Textile brands get behind China's green shift
Photo courtesy of Esquel
When Sherry Poon set up her childrenswear clothing business, Wobabybasics, nine years ago, finding eco-friendly factories in China was a struggle, and finding organic cotton suppliers was nearly impossible.
A decade later, momentum is growing for the country’s green manufacturing, reports China Dialogue. A record number of eco-friendly manufacturers showed up at the 2017 Intertextile trade show in Shanghai, although they’re still a niche in a large market.
“For the first year they actually labeled which factories used eco or organic textiles, so they were easier to find,” Poon said. “Although we’re still talking maybe just 12 companies, out of thousands there.”
A commitment to sustainability is increasingly recognized in China. Wobabybasics, which uses entirely sustainable materials, was hailed as a top sustainable clothing brand by non-governmental organization Green Initiatives, and studies have shown Chinese consumers are more and more willing to spend on green clothes and products.
Making sustainability the norm
Green manufacturing is no longer the domain of specialist brands.
Hong Kong-based textiles giant Esquel, the world’s largest shirt maker, has put been putting sustainability at the center of its business. With sales of $1.3 billion last year, Esquel manufactures more than 100 million garments annually for retailers including Marks & Spencer, Ralph Lauren and Tommy Hilfiger, and has been focusing on building a more sustainable business for both staff and the environment.
“This industry has a very bad reputation when it comes to labor abuses, and being able to employ people at the bottom of the pyramid,” said Edgar Tung, head of global garment operations, Esquel Group. “We really wanted to reduce our impact on the environment and convert people’s perceptions about this industry.”
The textile and clothing industry has a long way to go to improve its green credentials, industry experts say. It is the second largest polluting industry globally after oil, accounting for 12.8 million tons of textile waste each year, while in China, 17-20 percent of the world’s industrial pollution and 2.5 billion tons of waste water are from textile dyeing and treatment alone each year.
Esquel says it is determined to show that manufacturing doesn’t have to be fueled by cheap migrant labor and cost-cutting. A new $300 million garment factory in Guilin has low-energy measures, such as natural ventilation and a commitment to zero discharge of wastewater.
Their existing factories already offer above industry average wages, childcare facilities, kindergartens, paid overtime and a commitment to no night shifts, in a series of measures to improve staff conditions, as well as actively promoting staff internally.

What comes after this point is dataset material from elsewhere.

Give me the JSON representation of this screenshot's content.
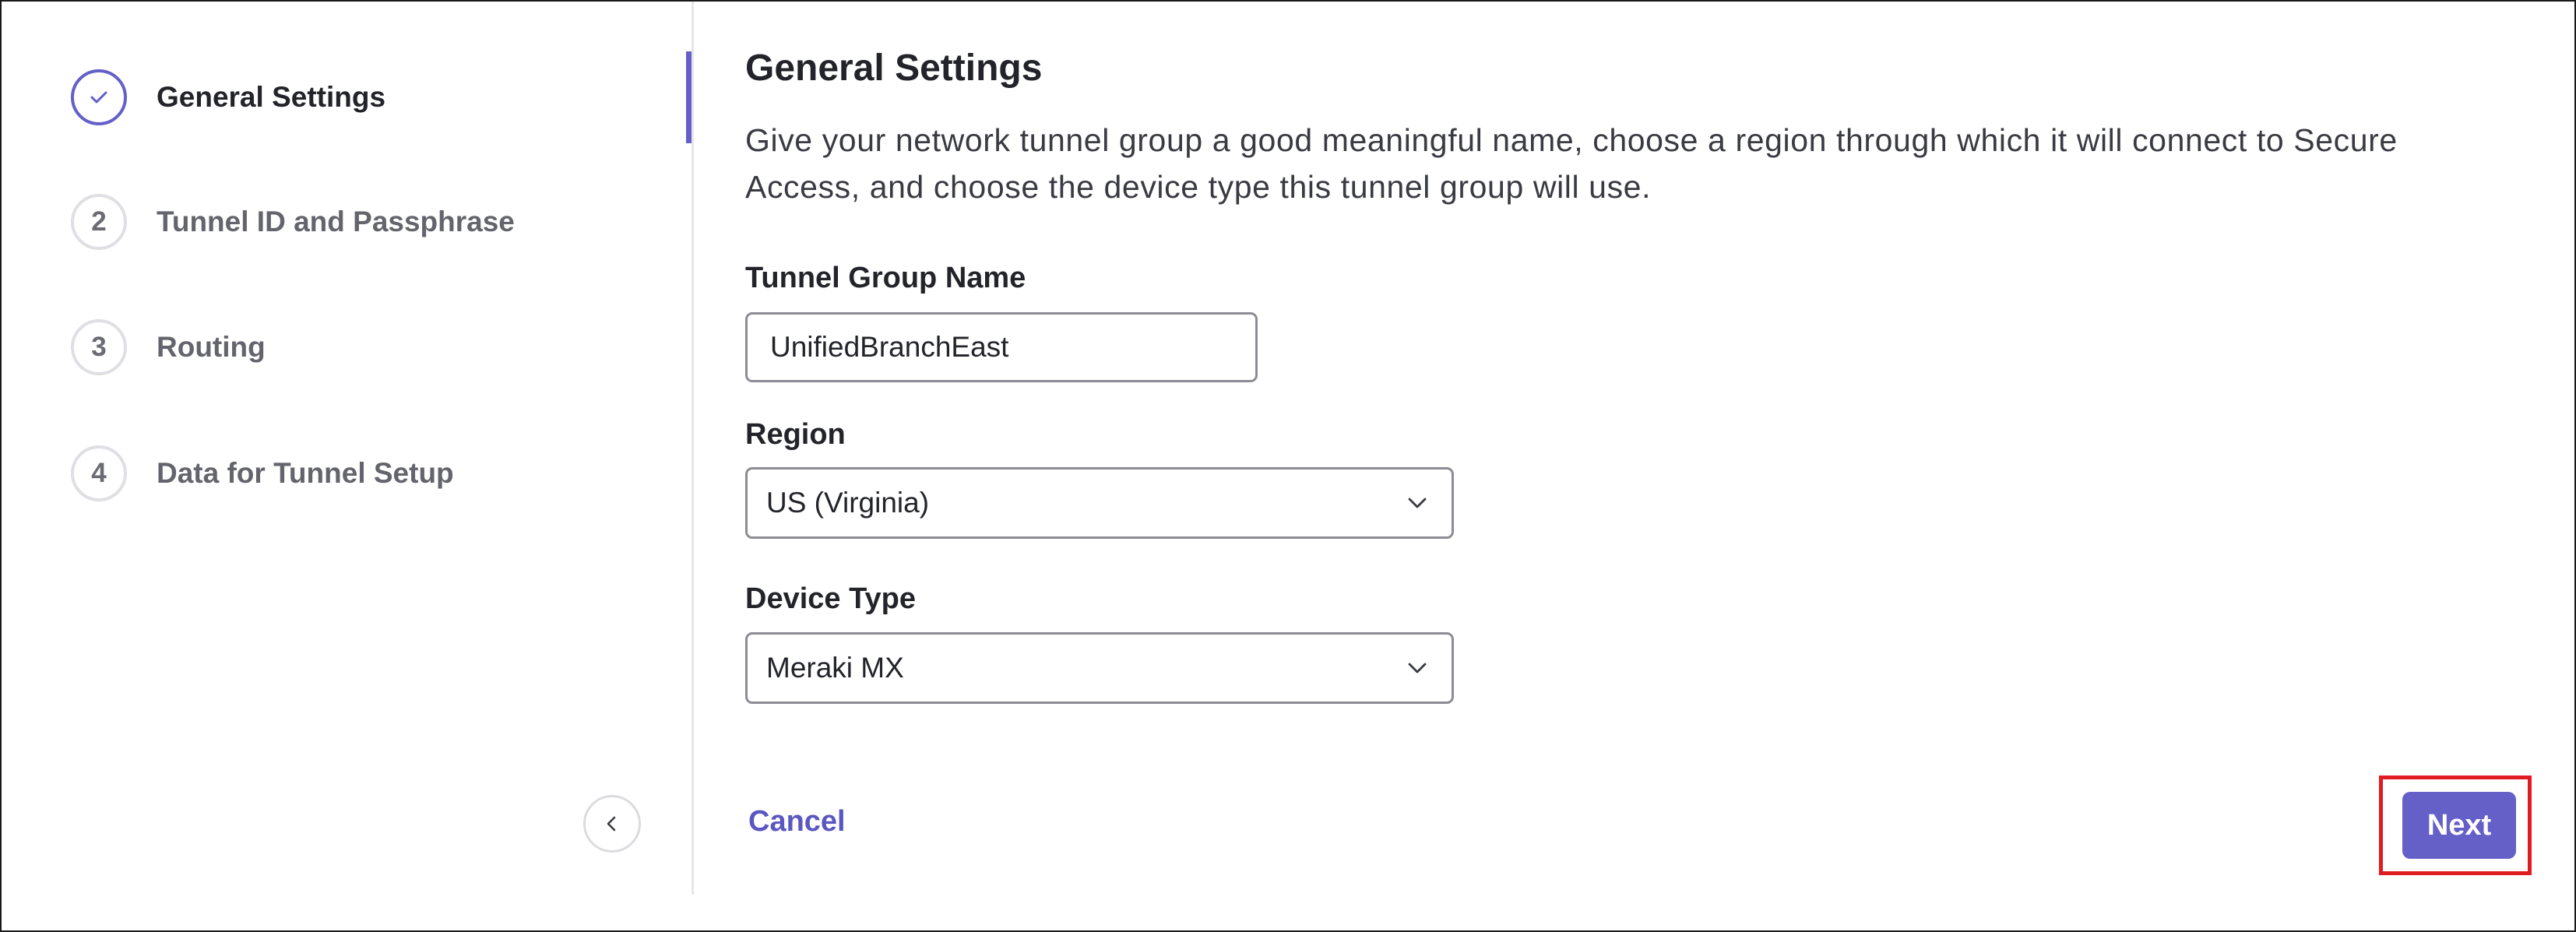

In the last 10 years, the company claims to have reduced energy consumption per garment by 45 percent and water consumption by 64 percent. A recent Corporate Information Transparency Index, which evaluated 267 brands in China, ranked Esquel as the second-best company textile and apparel company for its green supply chain and fourth greenest among all companies.
“There’s always the perception there’s a cost to sustainability – but in the long run, there’s actually a lot more benefit,” Tung said. “There are a lot of customers that come to us not because we are the cheapest, but because they know we practice green manufacturing and are good to our people.
At the recent Integral Conversation sustainability conference in Guilin, organized by Esquel, some of China’s biggest names came together to outline their work in green production. Conglomerate Far Eastern, which has operations in 10 major industries including textiles, construction and retail, outlined how it has shifted focus to green materials, including what they claim is the world’s first 100 percent bio-polyester shirt.
“This is the way of the future,” Douglas Tong Hsu, chairman and CEO of Far Eastern Group, told the Guilin conference. “We are focused particularly on reduced-chemical products and recycling waste products. Where we have to use new material, we want them to be green materials.”
The government is also lending its support to sustainable manufacturing, inaugurating the Green Manufacturing Association of China this year, and driving companies toward automation as part of the ambitious Made in China 2025 plan to modernize the country’s factories. Some of the most polluting factories have already shut down, according to experts, often unwilling or unable to afford the costs of new environment requirements.
A long way to go
But significant barriers remain in the green manufacturing sector in China. There’s still a lack of awareness from consumers about how environmentally damaging the industry can be, plus the upfront costs of eco-friendly production are higher and it is difficult to secure reliable green suppliers.
Manufacturers also face stricter standards, which haven’t always been adhered to, for example, the Global Organic Textile Standard (GOTS), which considers both environmental and social factors, requires refreshing every year.
Although there are more options available now, Poon said the green shift in Chinese manufacturing is still just beginning.
“China’s factories have had to change, educate themselves a little more and push to not just be mass market production but one step higher quality – part of that is being more sustainable,” she said. “It’s been 10 years, but this year I’ve finally felt there is a change.”